Seed selection is often made first, and with more trait options available this year, Syngenta knows growers face the challenge of selecting corresponding herbicides that can best protect their seeds’ full genetic yield potential.
Syngenta representatives recently spoke to university ag researchers who reinforced the importance of a strong weed resistance management plan and explained the impact such a plan can have on soybean yield potential.
“Having the best crop genetics is like having the keys to a fast car,” said Sarah Lancaster, assistant professor and Extension specialist at Kansas State University. “Agronomics and fertility are like the gas in the tank. Having weeds is like having a leak in that tank.”
A key method to maximize yield potential is to use a combination of cultural and chemical practices to effectively manage weeds and prevent them from going to seed.
This means choosing practices such as tillage and narrow row spacing along with a full-season herbicide program that contains multiple effective sites of action.
Narrow row spacing promotes early canopy closure while the use of cover crops in integration with herbicide programs all form a sound weed management strategy, according to Prashant Jha, Iowa State University Extension weed specialist and associate professor.
“Full rates of herbicides, multiple effective sites of action and a combination of soil residual herbicides are the strategies to go with,” Jha said.

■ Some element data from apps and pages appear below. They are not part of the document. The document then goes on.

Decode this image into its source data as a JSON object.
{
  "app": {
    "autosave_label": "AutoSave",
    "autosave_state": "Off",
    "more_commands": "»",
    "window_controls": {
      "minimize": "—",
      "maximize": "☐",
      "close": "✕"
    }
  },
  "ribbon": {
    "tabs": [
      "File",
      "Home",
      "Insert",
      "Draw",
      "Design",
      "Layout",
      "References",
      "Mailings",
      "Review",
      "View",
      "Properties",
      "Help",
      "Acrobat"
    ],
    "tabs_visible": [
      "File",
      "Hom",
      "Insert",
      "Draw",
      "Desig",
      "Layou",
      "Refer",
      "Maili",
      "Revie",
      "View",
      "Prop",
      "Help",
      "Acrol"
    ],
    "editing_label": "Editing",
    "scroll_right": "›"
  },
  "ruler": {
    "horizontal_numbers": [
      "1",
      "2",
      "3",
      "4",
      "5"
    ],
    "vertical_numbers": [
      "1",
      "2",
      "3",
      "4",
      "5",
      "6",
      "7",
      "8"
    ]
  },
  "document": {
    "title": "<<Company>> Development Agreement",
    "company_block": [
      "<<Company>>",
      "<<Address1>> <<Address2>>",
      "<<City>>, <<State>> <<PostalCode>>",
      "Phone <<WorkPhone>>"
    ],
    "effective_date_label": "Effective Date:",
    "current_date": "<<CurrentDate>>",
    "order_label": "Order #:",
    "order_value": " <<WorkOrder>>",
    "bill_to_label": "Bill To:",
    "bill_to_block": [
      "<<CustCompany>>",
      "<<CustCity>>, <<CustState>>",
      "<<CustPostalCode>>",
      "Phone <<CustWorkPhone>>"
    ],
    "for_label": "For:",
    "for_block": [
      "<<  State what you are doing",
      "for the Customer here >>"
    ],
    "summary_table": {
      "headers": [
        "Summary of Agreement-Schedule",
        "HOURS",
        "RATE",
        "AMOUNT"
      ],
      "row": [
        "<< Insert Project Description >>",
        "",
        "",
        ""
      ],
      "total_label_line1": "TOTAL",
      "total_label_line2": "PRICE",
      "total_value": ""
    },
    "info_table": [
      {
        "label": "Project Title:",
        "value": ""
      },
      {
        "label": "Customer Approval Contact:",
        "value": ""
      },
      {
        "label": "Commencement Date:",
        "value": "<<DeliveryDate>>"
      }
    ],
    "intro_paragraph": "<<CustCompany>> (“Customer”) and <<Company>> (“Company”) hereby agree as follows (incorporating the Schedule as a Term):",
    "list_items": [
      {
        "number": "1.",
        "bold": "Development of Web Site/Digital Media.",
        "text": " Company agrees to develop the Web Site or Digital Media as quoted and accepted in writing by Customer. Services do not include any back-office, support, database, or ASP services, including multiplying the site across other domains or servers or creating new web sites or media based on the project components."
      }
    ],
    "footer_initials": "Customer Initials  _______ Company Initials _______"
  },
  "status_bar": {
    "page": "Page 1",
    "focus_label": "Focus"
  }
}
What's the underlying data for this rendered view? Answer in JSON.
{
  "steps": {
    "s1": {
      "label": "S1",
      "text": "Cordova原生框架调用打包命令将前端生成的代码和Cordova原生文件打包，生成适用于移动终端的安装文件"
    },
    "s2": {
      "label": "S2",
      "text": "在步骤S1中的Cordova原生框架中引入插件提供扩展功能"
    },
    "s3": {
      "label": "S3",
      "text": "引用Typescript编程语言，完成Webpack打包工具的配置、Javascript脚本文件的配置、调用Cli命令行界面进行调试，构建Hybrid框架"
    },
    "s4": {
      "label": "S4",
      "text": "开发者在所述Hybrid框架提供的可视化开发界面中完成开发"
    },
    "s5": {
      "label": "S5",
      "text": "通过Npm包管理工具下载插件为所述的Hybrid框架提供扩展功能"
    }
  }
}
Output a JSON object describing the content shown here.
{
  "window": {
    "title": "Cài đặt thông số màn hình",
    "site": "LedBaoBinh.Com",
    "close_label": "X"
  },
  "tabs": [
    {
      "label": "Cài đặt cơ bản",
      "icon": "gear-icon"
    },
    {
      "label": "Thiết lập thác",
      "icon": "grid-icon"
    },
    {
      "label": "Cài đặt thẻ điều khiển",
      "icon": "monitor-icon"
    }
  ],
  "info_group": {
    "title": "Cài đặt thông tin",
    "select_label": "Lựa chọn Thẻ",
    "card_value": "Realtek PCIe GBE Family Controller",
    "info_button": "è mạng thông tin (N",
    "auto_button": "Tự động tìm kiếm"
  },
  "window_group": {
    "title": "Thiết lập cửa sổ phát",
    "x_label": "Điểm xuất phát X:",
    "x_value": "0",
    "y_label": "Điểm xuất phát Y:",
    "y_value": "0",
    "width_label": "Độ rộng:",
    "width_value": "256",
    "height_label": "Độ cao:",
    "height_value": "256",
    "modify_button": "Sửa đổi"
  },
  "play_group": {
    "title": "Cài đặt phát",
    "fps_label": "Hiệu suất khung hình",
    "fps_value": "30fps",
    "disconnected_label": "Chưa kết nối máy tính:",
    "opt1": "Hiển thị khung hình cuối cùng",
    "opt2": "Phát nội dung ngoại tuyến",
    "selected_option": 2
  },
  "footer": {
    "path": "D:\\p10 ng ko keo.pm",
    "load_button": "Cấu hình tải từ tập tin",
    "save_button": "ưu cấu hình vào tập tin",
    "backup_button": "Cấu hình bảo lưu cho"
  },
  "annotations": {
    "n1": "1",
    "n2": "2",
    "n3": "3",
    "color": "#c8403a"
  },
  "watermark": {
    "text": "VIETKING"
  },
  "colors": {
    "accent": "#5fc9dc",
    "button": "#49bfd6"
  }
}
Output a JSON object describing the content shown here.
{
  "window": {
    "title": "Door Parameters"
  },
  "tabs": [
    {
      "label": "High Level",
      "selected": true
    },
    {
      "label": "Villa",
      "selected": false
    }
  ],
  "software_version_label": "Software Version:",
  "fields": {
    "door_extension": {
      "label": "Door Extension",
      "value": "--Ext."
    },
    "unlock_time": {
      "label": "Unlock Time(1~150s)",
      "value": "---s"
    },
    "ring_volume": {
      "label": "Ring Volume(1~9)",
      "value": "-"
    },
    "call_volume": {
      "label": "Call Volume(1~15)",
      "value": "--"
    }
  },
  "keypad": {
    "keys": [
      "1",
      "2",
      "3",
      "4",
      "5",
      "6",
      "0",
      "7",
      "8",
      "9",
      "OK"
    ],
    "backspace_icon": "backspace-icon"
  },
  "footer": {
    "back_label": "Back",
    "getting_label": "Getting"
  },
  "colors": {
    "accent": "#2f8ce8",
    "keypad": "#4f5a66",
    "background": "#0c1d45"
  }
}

Growers have even more choices to make this year as new traits are available for planting.
“In recent years, new traits have come to the market that provide growers even more options for rotating their herbicides to new effective sites of action,” said Pete Eure, Syngenta herbicide technical lead. “The Syngenta portfolio can be used regardless of the trait system – from burndown through post-emergence. This gives growers the flexibility to choose their herbicide based on product performance and agronomic value for their specific field, all in combination with sound cultural practices.”
When developing a weed management program, growers should also consider the value their inputs make on their bottom line.
“So many folks are focused on the cost per acre with weed control,” said Bill Johnson, professor of weed science at Purdue University. “They really need to think about it in terms of cost per bushel.”
Studies indicate that for every day farmers are late with their herbicide application beyond the critical period they lose as much as 1% of their potential soybean yield.